The United States Department of State allegedly told Americans in Afghanistan to "arrange your own departure without assistance from the US Government."

The Gateway Pundit (TGP) reported that Department of State Secretary Antony Blinken "lied" in Congress during the Senate Foreign Relations Committee hearing last Tuesday for stating they have "assigned a case manager to each and every American still stranded inside Afghanistan."

"Blinken said the Biden Administration was working with all of the Americans who still wished to leave the country. This is a lie. The State Department abandoned the Americans weeks ago. And there is proof of this," TGP said.

"The Biden-Blinken State Department sent out letters telling Americans you are on your own and to 'arrange your own departure without assistance from the US government'," the media outlet added.

The Gateway Pundit cited a tweet of Washington D.C.-based journalist Emily Miller on Tuesday regarding an email allegedly from the State Department forwarded to her by an undisclosed "American citizen in Afghanistan" regarding the Senate hearing.

"American citizen in Afghanistan watching Senate hearing texts me: 'Sec Blinken keeps boasting about the emails DOS sent to US citizens. I thought you might find this interesting'," Miller announced.

Miller's post included a screencap of the said email sent by "Kabul ACS" to "Kabul" dated "Aug 24" with the subject "U.S. Embassy in Afghanistan."

The body of the email read, "This is the final message for American citizens who wish to depart Kabul. American citizens who choose to remain in Afghanistan should be prepared to arrange their own departure without assistance from the U.S. government. Please go to the New Ministry of Interior (MOI) compound [equivalent name in Afghanistan], (on the Airport Road [equivalent name in Afghanistan]) today at 0:00 hours (midnight) with your husband or wife and children under 21 only. Do not go to the Airport Circle Gate (South Point Gate). You will not be admitted."

In a succeeding tweet, Miller explained that the text came from the State Department at the time the Taliban was already at the checkpoint of the airport and before the suicide bombers attacked the airport leading to the death of 13 American troops.

"Would you take your family into that?" Miller raised.

In the full transcript of Blinken's remarks before the Senate, the secretary did state they sent Americans in Afghanistan "19 specific messages with" the "warning" to leave the country before the evacuation efforts of the United States began. The said messages included information on being provided money to purchase plane tickets.

"In advance of the President's decision, I was in constant contact with our allies and partners to hear their views and factor them into our thinking.
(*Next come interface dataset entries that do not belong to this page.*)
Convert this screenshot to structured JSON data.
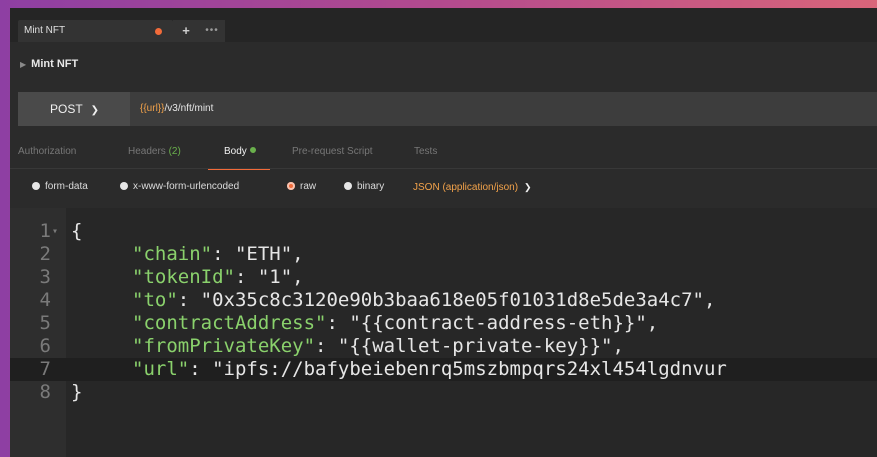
{
  "tab": {
    "title": "Mint NFT",
    "add_label": "+",
    "more_label": "•••"
  },
  "request": {
    "name": "Mint NFT",
    "method": "POST",
    "url_var": "{{url}}",
    "url_path": "/v3/nft/mint"
  },
  "subtabs": {
    "authorization": "Authorization",
    "headers": "Headers",
    "headers_count": "(2)",
    "body": "Body",
    "prerequest": "Pre-request Script",
    "tests": "Tests"
  },
  "body_options": {
    "form_data": "form-data",
    "urlencoded": "x-www-form-urlencoded",
    "raw": "raw",
    "binary": "binary",
    "content_type": "JSON (application/json)",
    "selected": "raw"
  },
  "editor": {
    "lines": [
      {
        "num": "1",
        "key": "",
        "value": "",
        "open": "{"
      },
      {
        "num": "2",
        "key": "\"chain\"",
        "value": "\"ETH\","
      },
      {
        "num": "3",
        "key": "\"tokenId\"",
        "value": "\"1\","
      },
      {
        "num": "4",
        "key": "\"to\"",
        "value": "\"0x35c8c3120e90b3baa618e05f01031d8e5de3a4c7\","
      },
      {
        "num": "5",
        "key": "\"contractAddress\"",
        "value": "\"{{contract-address-eth}}\","
      },
      {
        "num": "6",
        "key": "\"fromPrivateKey\"",
        "value": "\"{{wallet-private-key}}\","
      },
      {
        "num": "7",
        "key": "\"url\"",
        "value": "\"ipfs://bafybeiebenrq5mszbmpqrs24xl454lgdnvur"
      },
      {
        "num": "8",
        "key": "",
        "value": "",
        "close": "}"
      }
    ],
    "colon": ": "
  },
  "colors": {
    "accent": "#f26b3a",
    "var": "#f2a24a",
    "green": "#6ab04c",
    "json_key": "#8ad16c"
  }
}
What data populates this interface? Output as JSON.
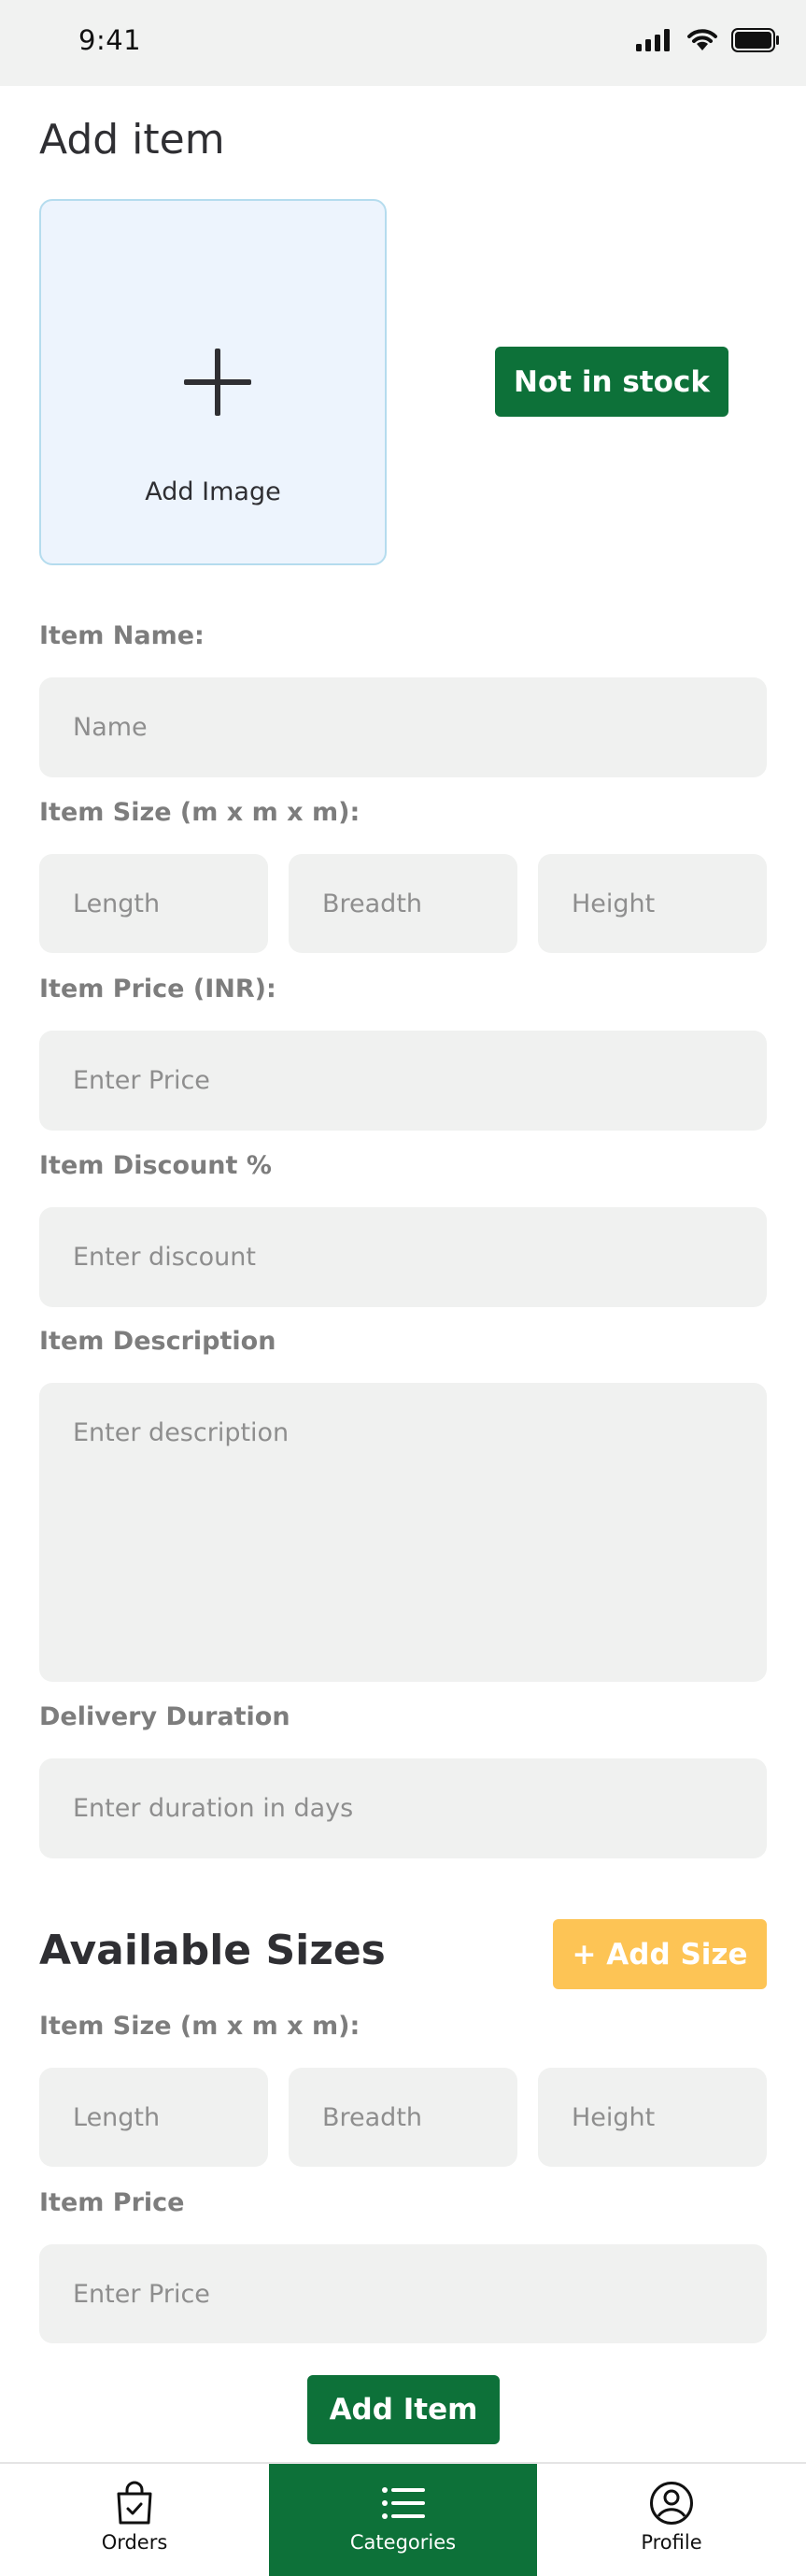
{
  "status_bar": {
    "time": "9:41"
  },
  "page_title": "Add item",
  "image_upload": {
    "label": "Add Image"
  },
  "stock_button": {
    "label": "Not in stock"
  },
  "item_name": {
    "label": "Item Name:",
    "placeholder": "Name"
  },
  "item_size": {
    "label": "Item Size (m x m x m):",
    "length_placeholder": "Length",
    "breadth_placeholder": "Breadth",
    "height_placeholder": "Height"
  },
  "item_price": {
    "label": "Item Price (INR):",
    "placeholder": "Enter Price"
  },
  "item_discount": {
    "label": "Item Discount %",
    "placeholder": "Enter discount"
  },
  "item_description": {
    "label": "Item Description",
    "placeholder": "Enter description"
  },
  "delivery_duration": {
    "label": "Delivery Duration",
    "placeholder": "Enter duration in days"
  },
  "available_sizes": {
    "title": "Available Sizes",
    "add_size_label": "+ Add Size",
    "size_label": "Item Size (m x m x m):",
    "length_placeholder": "Length",
    "breadth_placeholder": "Breadth",
    "height_placeholder": "Height",
    "price_label": "Item Price",
    "price_placeholder": "Enter Price"
  },
  "add_item_button": {
    "label": "Add Item"
  },
  "bottom_nav": {
    "items": [
      {
        "label": "Orders",
        "icon": "shopping-bag-icon",
        "active": false
      },
      {
        "label": "Categories",
        "icon": "list-icon",
        "active": true
      },
      {
        "label": "Profile",
        "icon": "user-circle-icon",
        "active": false
      }
    ]
  },
  "colors": {
    "primary_green": "#0d7139",
    "accent_yellow": "#fdc455",
    "input_bg": "#f0f1f0",
    "image_box_bg": "#edf4fd"
  }
}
When the President announced the withdrawal, NATO immediately and unanimously embraced it. We all set to work together on the drawdown," Blinken disclosed.

"Similarly, we were intensely focused on the safety of Americans in Afghanistan. In March, we began urging them to leave the country. In total, between March and August, we sent 19 specific messages with that warning, as well as offers of help, including financial assistance to pay for plane tickets," he added.

Blinken said that "thousands of Americans in Afghanistan" were still there by the "time the evacuation began" since many were "dual citizens" who had a "wrenching decision" to make considering the country had been their home for decades.

Blinken highlighted in his remarks before the Senate their efforts to speed up the processing of applications for "Special Immigrant Visas for Afghans who worked for us", which led them to issue "1,000 per week in August." He also stressed they were able to evacuate 124,000 people "to safety" by August 31 using "the biggest airlifts in history" through the aid of "two dozen countries."

As part of their continued operations after moving to a safer location in Doha, Blinken reiterated that they are continuously evacuating Americans in Afghanistan who choose to do so.

"We've continued our relentless efforts to help any remaining Americans, as well as Afghans and citizens of Allied and partner nations, leave Afghanistan if they choose," Blinken stressed.

"We're in constant contact with American citizens still in Afghanistan who've told us they wish to leave. Each has been assigned a case management team to offer specific guidance and instructions," he added. "Some declined to be on the first flights on Thursday and Friday for reasons, including needing more time to make arrangements, wanting to remain with extended family for now, or medical issues that precluded traveling last week."

"We will continue to help Americans--and Afghans to whom we have a special commitment--depart Afghanistan if they choose, just as we've done in other countries where we've evacuated our embassy and hundreds or even thousands of Americans remained behind--for example, in Libya, Syria, Venezuela, Yemen, Somalia. There's no deadline to this mission," he said.